Richard Holloway, PhD, associate dean for student affairs at the Medical College of Wisconsin, has an extraordinarily moving essay in today's new issue of Archives of Pediatrics & Adolescent Medicine about his 11-year-old daughter. Kendall has pervasive developmental delay, which makes it challenging to communicate with her, as Holloway explains:
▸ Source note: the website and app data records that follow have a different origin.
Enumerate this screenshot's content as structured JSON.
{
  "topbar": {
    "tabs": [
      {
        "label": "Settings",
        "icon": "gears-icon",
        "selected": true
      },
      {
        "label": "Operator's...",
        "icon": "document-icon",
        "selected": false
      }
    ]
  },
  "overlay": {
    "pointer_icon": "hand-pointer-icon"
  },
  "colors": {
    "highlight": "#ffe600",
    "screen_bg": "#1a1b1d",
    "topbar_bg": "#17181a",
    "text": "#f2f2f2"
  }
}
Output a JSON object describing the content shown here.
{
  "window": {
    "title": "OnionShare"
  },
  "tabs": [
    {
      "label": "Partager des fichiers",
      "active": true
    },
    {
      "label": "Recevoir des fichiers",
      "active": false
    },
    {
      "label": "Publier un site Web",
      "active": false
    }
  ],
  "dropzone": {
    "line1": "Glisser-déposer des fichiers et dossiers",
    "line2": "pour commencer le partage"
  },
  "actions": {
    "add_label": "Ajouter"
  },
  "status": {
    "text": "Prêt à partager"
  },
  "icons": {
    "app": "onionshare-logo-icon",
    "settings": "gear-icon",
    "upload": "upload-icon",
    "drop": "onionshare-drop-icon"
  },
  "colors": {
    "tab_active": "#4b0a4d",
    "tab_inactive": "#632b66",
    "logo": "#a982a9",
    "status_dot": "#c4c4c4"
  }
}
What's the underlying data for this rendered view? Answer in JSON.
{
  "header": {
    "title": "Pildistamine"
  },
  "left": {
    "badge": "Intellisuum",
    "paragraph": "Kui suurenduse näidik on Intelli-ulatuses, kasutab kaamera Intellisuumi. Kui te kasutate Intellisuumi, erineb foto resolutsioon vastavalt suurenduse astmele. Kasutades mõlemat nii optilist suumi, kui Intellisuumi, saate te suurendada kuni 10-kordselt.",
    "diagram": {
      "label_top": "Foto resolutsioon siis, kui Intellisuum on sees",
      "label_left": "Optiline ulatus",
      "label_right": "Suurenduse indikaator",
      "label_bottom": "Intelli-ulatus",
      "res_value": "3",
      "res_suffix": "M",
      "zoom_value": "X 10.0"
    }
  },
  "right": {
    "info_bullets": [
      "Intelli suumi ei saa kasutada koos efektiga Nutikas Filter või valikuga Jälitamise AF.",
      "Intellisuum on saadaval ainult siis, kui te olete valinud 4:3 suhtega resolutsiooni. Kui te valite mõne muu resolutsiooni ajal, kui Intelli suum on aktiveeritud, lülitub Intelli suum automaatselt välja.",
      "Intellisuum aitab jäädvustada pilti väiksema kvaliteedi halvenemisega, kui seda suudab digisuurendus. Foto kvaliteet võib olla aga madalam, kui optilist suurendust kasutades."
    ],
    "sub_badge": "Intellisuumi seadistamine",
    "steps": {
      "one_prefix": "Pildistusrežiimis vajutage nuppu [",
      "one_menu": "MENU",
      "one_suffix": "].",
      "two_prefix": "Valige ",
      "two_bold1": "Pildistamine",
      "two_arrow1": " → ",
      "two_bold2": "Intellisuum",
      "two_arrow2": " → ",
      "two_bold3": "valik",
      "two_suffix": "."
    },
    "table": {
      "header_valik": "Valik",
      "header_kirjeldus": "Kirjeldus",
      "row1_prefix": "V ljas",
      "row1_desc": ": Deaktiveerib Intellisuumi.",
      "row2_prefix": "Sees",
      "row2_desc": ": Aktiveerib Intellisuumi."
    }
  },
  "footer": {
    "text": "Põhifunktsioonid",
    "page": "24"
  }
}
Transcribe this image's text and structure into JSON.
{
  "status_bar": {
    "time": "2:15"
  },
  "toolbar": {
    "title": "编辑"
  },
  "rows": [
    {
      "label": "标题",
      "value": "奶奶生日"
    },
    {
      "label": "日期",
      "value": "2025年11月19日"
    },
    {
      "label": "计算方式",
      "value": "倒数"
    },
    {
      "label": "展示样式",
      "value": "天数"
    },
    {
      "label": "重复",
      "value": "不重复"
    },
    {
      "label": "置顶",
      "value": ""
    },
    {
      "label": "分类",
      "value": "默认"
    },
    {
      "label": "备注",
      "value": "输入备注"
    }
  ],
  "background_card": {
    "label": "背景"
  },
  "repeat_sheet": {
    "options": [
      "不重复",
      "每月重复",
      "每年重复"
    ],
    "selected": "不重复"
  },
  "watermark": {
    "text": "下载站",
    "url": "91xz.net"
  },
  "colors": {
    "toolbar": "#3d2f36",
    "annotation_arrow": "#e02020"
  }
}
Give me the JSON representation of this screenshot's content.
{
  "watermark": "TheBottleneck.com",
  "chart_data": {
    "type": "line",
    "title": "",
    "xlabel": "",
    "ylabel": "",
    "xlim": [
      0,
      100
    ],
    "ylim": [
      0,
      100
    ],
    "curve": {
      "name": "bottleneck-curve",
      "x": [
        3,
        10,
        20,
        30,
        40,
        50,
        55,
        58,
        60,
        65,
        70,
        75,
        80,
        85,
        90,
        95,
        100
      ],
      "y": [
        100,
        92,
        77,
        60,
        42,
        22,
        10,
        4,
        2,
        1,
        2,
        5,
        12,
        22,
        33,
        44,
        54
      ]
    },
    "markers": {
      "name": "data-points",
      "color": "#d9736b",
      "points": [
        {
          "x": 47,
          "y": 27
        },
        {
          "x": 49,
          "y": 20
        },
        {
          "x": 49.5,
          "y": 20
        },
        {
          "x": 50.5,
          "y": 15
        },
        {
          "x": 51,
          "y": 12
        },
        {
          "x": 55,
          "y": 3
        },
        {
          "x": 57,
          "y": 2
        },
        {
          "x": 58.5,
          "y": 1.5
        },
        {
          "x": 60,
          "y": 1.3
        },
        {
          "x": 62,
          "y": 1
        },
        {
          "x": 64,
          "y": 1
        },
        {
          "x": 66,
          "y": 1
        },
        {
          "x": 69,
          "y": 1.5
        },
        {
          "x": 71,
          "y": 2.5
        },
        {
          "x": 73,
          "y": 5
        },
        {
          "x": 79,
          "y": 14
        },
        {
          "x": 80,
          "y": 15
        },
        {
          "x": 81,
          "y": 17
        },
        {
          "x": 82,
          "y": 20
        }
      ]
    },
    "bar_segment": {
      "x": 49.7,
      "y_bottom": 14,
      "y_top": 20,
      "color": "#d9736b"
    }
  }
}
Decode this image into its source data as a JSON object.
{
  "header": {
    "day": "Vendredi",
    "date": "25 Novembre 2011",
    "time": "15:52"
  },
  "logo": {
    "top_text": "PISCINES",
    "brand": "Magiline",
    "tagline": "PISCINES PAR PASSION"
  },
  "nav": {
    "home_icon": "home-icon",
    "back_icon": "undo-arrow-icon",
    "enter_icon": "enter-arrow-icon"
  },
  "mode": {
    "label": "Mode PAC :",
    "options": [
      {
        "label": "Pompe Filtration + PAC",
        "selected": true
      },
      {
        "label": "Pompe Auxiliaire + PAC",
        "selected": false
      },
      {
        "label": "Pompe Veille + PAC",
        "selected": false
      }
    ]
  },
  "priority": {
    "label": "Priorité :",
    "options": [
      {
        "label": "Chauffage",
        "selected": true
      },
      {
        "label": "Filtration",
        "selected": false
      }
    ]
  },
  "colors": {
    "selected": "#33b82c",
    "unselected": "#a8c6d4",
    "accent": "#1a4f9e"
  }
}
Sometimes I wish I could just talk to her. I am ashamed to feel frustrated, but I do. I love her hugs, her smile, her presence, her energy, but I can't talk to her. Not the way people should, with give and take. It's not that there's no interaction, there is: the nonverbal kind. You never wonder what she's thinking, you know-it's written all over that beautiful, expressive face. I can talk to her in a way by saying, "How are you doing?" and she’ll respond, "Doing," or I’ll say, "Come on over here," and she’ll say, "Over here," as if the point were to imitate me. There are times I think to myself, She must be fooling. She could just catch herself and start talking about my day, her day, what she did, couldn't she? When I ask her, "How was school?" she will answer, "School." Echolalia, it's called: a major symptom of pervasive developmental delay, the diagnosis that has been placed on her. When she was little, we were concerned she would never speak because even her ability to imitate was lacking. Now, imitating is almost all she does, save for certain random outbursts of descriptive narrative. I came home a few days ago to her running up to me, excited, exclaiming, "Mommy dropped the pizza! It went all over!" followed by her nearly uncontrollable laughter until tears streamed down her cheeks and she dissolved into hiccups sitting cross-legged on the floor. Now that’s entertainment.
The whole essay is well worth reading.